What you are asked to do:
Report how many lines below contain the word "Coney". Write only that number.

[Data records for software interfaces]
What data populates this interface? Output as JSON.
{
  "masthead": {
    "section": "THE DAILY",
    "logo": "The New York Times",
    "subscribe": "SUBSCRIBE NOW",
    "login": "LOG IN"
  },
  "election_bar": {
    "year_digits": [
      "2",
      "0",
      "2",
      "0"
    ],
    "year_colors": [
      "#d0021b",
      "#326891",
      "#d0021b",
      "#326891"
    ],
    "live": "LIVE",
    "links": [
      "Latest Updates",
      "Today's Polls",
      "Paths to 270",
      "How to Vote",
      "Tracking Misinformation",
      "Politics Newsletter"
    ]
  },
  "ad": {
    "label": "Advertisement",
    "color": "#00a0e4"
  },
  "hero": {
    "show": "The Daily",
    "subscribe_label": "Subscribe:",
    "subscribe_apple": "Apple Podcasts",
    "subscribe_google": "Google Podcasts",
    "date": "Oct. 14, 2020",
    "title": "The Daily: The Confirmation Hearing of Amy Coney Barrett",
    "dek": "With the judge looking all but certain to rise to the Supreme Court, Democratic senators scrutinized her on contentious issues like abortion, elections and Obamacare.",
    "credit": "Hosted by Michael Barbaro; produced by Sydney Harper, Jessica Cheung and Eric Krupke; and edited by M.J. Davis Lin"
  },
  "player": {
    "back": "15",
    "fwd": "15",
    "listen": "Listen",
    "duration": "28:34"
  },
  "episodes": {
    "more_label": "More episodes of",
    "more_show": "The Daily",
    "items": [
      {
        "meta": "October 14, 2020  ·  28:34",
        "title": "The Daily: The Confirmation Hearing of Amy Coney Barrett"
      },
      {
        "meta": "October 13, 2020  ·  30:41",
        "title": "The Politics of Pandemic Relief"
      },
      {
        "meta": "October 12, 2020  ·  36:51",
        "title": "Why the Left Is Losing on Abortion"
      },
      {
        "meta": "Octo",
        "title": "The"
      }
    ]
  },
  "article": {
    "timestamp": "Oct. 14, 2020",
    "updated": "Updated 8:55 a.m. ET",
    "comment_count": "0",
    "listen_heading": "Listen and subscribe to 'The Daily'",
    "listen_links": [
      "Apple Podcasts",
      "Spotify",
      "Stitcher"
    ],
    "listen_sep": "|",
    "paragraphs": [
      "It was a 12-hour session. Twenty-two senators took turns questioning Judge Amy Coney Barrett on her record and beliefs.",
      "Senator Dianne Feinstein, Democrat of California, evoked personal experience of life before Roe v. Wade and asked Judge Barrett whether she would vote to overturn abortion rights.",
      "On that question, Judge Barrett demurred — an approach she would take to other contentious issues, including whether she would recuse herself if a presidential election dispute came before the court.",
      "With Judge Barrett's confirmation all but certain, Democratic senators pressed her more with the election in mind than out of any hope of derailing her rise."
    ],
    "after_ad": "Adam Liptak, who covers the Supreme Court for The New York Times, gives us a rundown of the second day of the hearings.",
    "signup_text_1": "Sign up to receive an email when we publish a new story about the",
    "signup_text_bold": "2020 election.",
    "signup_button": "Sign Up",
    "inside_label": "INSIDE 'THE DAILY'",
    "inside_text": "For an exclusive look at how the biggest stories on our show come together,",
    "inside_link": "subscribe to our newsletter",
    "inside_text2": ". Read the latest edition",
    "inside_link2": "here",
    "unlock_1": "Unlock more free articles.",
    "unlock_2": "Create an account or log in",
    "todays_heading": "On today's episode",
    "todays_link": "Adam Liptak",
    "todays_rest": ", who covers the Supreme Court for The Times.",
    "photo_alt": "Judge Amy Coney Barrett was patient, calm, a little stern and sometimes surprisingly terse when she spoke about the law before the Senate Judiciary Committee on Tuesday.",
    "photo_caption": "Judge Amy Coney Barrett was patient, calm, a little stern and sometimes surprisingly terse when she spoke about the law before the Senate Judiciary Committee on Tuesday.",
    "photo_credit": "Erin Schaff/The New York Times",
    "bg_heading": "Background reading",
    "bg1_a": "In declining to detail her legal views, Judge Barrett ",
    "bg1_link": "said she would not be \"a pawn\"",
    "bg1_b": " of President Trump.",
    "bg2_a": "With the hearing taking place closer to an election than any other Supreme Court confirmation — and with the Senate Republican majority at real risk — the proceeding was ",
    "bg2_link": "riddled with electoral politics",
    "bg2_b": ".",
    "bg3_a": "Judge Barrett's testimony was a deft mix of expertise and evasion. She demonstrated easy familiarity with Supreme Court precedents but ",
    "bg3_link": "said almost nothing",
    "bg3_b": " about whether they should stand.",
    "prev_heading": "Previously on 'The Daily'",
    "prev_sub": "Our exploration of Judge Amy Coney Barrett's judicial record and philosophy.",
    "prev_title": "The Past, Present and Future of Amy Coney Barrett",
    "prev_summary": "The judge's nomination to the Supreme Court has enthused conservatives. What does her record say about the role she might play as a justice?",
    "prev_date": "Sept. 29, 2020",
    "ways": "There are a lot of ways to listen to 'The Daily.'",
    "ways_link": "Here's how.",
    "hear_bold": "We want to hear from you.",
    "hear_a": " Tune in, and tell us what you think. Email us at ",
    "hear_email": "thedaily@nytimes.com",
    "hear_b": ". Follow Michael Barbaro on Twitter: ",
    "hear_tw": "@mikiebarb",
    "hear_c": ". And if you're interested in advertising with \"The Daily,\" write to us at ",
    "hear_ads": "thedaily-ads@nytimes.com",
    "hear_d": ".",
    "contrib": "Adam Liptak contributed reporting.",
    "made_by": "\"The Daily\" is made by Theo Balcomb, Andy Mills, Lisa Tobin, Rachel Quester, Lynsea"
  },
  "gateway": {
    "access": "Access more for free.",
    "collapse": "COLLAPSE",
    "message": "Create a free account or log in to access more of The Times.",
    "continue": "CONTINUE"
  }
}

Result of the exercise:
7